REQUIREMENT: Select the lines of the records containing the word "icon" and list them.

(Dataset rows for apps and sites)
################

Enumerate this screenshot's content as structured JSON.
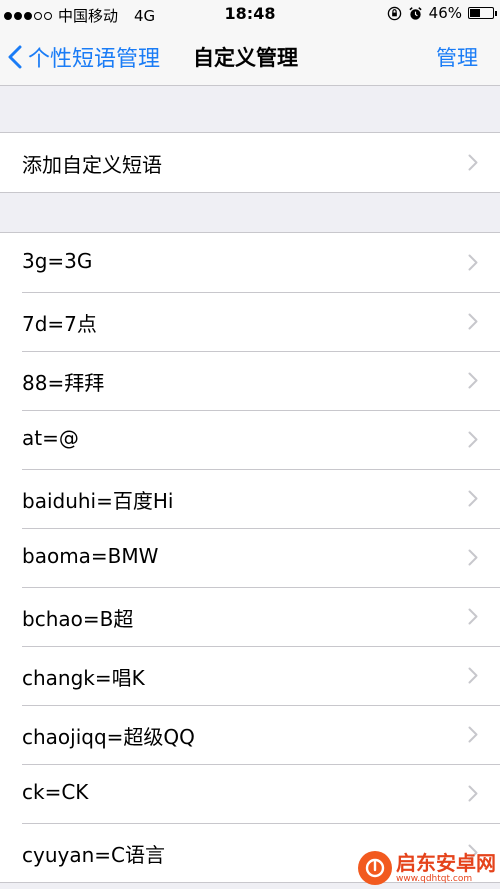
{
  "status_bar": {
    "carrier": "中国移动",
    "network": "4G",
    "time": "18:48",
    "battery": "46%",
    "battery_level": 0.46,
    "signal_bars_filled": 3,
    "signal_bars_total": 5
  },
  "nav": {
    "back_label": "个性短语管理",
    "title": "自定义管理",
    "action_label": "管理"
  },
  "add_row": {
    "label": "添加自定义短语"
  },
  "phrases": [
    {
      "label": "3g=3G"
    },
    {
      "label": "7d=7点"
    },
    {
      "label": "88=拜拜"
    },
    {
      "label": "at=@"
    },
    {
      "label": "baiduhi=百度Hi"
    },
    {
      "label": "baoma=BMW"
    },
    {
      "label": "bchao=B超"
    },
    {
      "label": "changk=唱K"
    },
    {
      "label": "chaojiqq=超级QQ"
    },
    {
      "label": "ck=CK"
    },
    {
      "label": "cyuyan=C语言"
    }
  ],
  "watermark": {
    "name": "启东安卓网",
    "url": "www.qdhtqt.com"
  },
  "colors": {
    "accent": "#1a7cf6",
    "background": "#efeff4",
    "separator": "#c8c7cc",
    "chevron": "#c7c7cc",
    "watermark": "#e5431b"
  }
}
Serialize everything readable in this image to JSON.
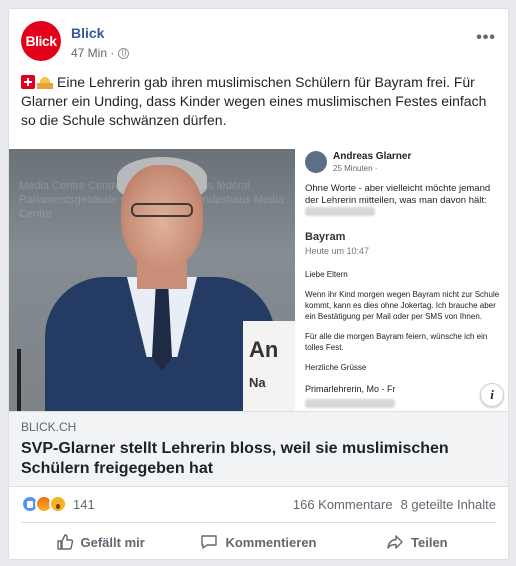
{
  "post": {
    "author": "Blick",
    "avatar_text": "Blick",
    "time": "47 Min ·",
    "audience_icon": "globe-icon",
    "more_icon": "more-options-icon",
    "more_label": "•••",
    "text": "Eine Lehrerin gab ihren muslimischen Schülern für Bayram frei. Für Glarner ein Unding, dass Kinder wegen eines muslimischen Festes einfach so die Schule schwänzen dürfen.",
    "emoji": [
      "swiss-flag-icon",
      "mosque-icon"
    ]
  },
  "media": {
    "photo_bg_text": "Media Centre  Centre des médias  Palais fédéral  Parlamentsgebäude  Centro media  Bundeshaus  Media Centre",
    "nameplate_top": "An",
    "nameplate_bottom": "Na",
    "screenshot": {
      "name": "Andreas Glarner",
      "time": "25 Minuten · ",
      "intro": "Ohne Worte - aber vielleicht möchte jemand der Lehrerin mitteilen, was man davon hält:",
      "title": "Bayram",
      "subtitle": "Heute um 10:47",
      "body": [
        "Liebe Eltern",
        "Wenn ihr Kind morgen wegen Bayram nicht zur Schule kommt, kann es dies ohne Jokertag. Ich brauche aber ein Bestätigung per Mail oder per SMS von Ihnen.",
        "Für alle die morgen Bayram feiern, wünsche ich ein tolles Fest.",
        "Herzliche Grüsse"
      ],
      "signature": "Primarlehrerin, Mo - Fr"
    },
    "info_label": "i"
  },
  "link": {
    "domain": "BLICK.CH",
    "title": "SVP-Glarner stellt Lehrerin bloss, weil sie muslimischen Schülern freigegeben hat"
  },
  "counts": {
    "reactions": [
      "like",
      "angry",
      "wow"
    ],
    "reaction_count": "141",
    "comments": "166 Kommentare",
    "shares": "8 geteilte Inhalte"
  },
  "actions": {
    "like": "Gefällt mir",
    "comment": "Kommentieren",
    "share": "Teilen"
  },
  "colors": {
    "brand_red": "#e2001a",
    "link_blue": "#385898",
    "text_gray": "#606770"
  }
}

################

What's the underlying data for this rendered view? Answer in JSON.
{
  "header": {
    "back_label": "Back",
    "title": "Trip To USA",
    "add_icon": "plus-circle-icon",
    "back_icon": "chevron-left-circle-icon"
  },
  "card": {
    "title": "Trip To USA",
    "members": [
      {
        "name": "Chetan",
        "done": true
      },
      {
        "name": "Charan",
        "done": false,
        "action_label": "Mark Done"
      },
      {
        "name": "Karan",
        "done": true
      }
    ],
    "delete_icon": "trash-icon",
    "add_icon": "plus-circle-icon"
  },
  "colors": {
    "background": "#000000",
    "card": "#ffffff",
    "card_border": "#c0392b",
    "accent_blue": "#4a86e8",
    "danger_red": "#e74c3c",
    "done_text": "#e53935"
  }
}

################

RESPONSE TO THIS EXERCISE:
    "audience_icon": "globe-icon",
    "more_icon": "more-options-icon",
      "swiss-flag-icon",
      "mosque-icon"
    "add_icon": "plus-circle-icon",
    "back_icon": "chevron-left-circle-icon"
    "delete_icon": "trash-icon",
    "add_icon": "plus-circle-icon"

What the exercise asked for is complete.